Directions - Without omitting anything, return the records precisely as given.

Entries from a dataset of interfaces
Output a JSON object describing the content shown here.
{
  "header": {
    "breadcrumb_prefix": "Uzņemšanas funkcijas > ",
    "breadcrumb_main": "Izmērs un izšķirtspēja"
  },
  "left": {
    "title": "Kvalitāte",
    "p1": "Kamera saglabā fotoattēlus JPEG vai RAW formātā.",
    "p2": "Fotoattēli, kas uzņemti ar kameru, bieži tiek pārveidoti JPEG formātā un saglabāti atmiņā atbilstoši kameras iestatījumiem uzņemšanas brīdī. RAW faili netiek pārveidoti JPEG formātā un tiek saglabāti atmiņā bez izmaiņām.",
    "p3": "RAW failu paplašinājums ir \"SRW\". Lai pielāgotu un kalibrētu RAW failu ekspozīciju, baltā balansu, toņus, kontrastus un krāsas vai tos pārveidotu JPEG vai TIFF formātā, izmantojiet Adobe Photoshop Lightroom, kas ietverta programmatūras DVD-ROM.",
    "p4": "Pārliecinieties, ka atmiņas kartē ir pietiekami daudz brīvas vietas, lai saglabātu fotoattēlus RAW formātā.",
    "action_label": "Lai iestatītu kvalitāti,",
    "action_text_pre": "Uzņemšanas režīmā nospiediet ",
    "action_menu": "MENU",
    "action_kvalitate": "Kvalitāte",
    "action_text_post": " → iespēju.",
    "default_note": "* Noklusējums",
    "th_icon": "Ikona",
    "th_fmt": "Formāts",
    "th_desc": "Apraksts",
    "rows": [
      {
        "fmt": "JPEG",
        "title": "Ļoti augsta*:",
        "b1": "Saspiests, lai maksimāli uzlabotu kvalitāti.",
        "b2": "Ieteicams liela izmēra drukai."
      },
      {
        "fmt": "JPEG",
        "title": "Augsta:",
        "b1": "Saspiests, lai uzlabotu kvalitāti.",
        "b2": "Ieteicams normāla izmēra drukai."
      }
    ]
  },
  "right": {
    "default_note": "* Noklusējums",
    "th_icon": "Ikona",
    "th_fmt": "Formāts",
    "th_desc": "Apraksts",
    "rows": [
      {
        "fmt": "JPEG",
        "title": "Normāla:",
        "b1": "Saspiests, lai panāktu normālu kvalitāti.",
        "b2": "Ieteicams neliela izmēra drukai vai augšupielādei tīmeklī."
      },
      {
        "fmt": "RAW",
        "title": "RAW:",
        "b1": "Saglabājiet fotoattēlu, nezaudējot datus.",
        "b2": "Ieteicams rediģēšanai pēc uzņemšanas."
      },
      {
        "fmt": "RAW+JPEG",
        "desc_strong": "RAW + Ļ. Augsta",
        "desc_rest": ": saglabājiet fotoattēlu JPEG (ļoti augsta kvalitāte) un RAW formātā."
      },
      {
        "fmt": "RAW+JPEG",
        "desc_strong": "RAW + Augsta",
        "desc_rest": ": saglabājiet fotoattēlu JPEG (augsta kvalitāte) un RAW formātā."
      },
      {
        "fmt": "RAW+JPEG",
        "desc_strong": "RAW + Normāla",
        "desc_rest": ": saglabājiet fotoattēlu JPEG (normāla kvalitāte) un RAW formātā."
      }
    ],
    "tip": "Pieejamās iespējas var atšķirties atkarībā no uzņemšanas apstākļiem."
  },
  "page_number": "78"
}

Your response -
Output a JSON object describing the content shown here.
{
  "header": {
    "breadcrumb_prefix": "Uzņemšanas funkcijas > ",
    "breadcrumb_main": "Izmērs un izšķirtspēja"
  },
  "left": {
    "title": "Kvalitāte",
    "p1": "Kamera saglabā fotoattēlus JPEG vai RAW formātā.",
    "p2": "Fotoattēli, kas uzņemti ar kameru, bieži tiek pārveidoti JPEG formātā un saglabāti atmiņā atbilstoši kameras iestatījumiem uzņemšanas brīdī. RAW faili netiek pārveidoti JPEG formātā un tiek saglabāti atmiņā bez izmaiņām.",
    "p3": "RAW failu paplašinājums ir \"SRW\". Lai pielāgotu un kalibrētu RAW failu ekspozīciju, baltā balansu, toņus, kontrastus un krāsas vai tos pārveidotu JPEG vai TIFF formātā, izmantojiet Adobe Photoshop Lightroom, kas ietverta programmatūras DVD-ROM.",
    "p4": "Pārliecinieties, ka atmiņas kartē ir pietiekami daudz brīvas vietas, lai saglabātu fotoattēlus RAW formātā.",
    "action_label": "Lai iestatītu kvalitāti,",
    "action_text_pre": "Uzņemšanas režīmā nospiediet ",
    "action_menu": "MENU",
    "action_kvalitate": "Kvalitāte",
    "action_text_post": " → iespēju.",
    "default_note": "* Noklusējums",
    "th_icon": "Ikona",
    "th_fmt": "Formāts",
    "th_desc": "Apraksts",
    "rows": [
      {
        "fmt": "JPEG",
        "title": "Ļoti augsta*:",
        "b1": "Saspiests, lai maksimāli uzlabotu kvalitāti.",
        "b2": "Ieteicams liela izmēra drukai."
      },
      {
        "fmt": "JPEG",
        "title": "Augsta:",
        "b1": "Saspiests, lai uzlabotu kvalitāti.",
        "b2": "Ieteicams normāla izmēra drukai."
      }
    ]
  },
  "right": {
    "default_note": "* Noklusējums",
    "th_icon": "Ikona",
    "th_fmt": "Formāts",
    "th_desc": "Apraksts",
    "rows": [
      {
        "fmt": "JPEG",
        "title": "Normāla:",
        "b1": "Saspiests, lai panāktu normālu kvalitāti.",
        "b2": "Ieteicams neliela izmēra drukai vai augšupielādei tīmeklī."
      },
      {
        "fmt": "RAW",
        "title": "RAW:",
        "b1": "Saglabājiet fotoattēlu, nezaudējot datus.",
        "b2": "Ieteicams rediģēšanai pēc uzņemšanas."
      },
      {
        "fmt": "RAW+JPEG",
        "desc_strong": "RAW + Ļ. Augsta",
        "desc_rest": ": saglabājiet fotoattēlu JPEG (ļoti augsta kvalitāte) un RAW formātā."
      },
      {
        "fmt": "RAW+JPEG",
        "desc_strong": "RAW + Augsta",
        "desc_rest": ": saglabājiet fotoattēlu JPEG (augsta kvalitāte) un RAW formātā."
      },
      {
        "fmt": "RAW+JPEG",
        "desc_strong": "RAW + Normāla",
        "desc_rest": ": saglabājiet fotoattēlu JPEG (normāla kvalitāte) un RAW formātā."
      }
    ],
    "tip": "Pieejamās iespējas var atšķirties atkarībā no uzņemšanas apstākļiem."
  },
  "page_number": "78"
}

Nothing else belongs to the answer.